== EXERCISE ==
Find every line in the records that holds the string "content". Copy each one.

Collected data
※
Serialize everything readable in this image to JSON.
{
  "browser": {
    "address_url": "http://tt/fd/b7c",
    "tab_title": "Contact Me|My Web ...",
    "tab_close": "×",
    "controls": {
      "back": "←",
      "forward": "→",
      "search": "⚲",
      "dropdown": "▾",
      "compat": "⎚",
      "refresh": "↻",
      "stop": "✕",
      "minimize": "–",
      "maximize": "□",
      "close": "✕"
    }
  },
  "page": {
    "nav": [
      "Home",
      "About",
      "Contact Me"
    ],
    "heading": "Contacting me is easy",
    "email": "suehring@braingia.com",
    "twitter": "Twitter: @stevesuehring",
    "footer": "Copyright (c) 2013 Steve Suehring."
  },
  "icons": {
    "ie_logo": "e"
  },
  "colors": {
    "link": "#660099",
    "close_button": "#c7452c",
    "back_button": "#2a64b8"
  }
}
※
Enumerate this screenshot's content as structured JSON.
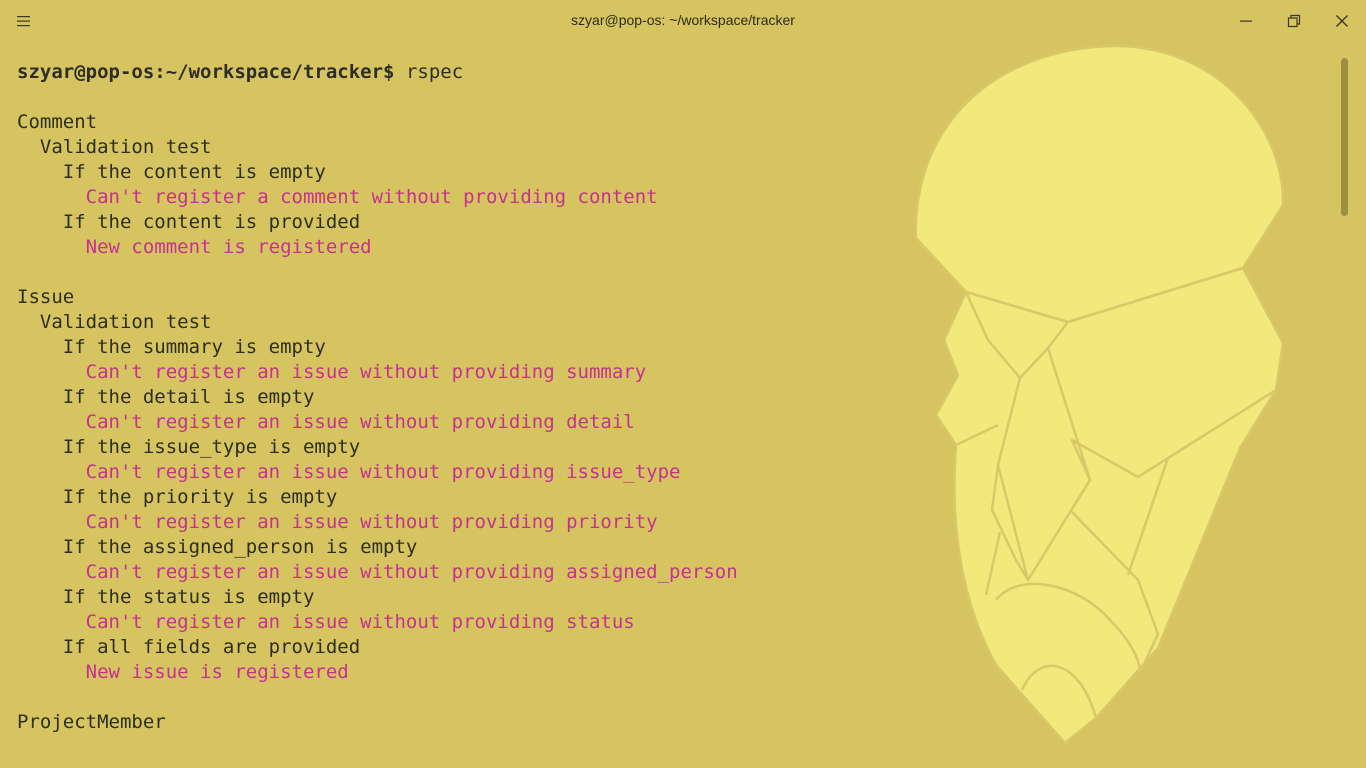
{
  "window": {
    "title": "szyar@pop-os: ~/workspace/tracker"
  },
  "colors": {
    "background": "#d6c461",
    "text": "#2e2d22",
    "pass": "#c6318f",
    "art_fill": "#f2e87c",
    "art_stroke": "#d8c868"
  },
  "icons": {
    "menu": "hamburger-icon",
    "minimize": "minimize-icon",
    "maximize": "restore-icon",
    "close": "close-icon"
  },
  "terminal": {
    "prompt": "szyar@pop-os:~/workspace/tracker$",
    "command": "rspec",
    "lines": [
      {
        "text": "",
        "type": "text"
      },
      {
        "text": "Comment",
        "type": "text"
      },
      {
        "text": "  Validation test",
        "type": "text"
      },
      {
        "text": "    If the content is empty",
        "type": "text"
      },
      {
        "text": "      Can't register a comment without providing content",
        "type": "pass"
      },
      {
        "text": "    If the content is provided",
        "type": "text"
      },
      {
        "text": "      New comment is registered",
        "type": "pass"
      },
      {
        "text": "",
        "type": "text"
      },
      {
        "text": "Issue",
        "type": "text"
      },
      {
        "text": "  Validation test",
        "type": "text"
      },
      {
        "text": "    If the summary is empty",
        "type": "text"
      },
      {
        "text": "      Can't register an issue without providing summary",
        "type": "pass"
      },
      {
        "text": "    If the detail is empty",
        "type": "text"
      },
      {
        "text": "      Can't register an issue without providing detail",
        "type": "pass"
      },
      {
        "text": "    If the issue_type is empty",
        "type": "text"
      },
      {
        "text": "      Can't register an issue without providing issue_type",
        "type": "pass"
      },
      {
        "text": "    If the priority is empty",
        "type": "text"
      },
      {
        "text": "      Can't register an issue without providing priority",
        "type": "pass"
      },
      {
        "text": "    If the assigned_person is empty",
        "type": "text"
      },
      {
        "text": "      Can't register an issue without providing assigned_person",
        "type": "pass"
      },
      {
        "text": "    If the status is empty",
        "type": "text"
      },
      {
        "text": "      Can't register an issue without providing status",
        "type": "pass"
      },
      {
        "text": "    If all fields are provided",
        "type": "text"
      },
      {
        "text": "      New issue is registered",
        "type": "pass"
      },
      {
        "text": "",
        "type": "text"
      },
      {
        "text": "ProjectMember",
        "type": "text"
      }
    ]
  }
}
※
== REPLY TO THE EXERCISE ==
Enumerate this screenshot's content as structured JSON.
        "text": "    If the content is empty",
        "text": "      Can't register a comment without providing content",
        "text": "    If the content is provided",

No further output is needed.